Paula Values Diversity

I taught To Kill a Mockingbird and The Adventures of Huckleberry Finn in my English classes for decades. Both explore violent racism against Black people. I emphasized, of course, the anti-racist messages in the novels, but like pretty much all the other books I taught, they were written by White people, and a White perspective on racism was central to the stories.


My school was 70 percent White and about 20 percent Latino, with other races making up only 10 percent of the student body, so once every few semesters, I would have a Black student—one, in the entire class. They were often very quiet during discussions about these books. 


One year, though, I had three Black students in the same class. They gave each other support and could really speak up, and I finally heard just how painful discussing these books could be. In most other classes, they were all alone while White teachers and students had detached conversations about things that affected them very personally. 


Their bravery invited other students in the class to open up about how being Latino, Asian, or unrepresented in some other way meant feeling left out of literature and history in school. Where were their voices and their stories?


That’s when I added books like A Raisin in the Sun, Bodega Dreams, and American Born Chinese, all books with non-White authors writing about their own lived experiences. Every student deserves the opportunity to be represented in the curriculum. They deserve to see faces like theirs in the front of the room, but how can we attract a diverse educator team until we give them a rich, diverse curriculum to teach, one where their experiences are honored?

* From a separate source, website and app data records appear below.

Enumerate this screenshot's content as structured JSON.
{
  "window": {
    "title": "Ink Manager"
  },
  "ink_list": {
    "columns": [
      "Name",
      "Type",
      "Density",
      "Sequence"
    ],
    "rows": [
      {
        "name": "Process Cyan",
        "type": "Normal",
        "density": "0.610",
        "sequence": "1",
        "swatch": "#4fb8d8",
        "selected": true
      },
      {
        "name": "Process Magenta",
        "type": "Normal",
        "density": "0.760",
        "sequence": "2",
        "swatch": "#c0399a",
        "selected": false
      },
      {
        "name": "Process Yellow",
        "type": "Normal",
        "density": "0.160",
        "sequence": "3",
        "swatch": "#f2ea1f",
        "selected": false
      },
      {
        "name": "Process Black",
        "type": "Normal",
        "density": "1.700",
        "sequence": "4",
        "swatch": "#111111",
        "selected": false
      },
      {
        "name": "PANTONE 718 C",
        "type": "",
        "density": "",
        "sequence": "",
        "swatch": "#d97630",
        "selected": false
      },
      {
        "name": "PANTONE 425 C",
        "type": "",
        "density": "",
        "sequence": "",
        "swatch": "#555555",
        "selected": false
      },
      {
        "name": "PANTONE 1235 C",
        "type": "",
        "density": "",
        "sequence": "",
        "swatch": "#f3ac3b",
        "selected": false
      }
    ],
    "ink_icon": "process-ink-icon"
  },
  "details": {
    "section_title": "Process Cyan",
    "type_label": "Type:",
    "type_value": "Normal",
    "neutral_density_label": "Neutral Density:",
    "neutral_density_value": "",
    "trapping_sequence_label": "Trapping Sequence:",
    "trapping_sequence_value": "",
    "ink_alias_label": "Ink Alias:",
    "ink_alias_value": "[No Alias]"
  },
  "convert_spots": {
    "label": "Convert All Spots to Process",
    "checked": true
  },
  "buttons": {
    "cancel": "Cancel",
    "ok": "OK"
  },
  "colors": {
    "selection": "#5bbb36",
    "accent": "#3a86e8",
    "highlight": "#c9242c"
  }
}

I don’t have all of the solutions, but it is past time for our educators and board to think deeply about the ways they may be contributing to decisions that unfairly impact students and colleagues of color, even if only by just accepting the current system. We have the responsibility to make sure Jeffco's marginalized students and families and have a voice and power in decision-making.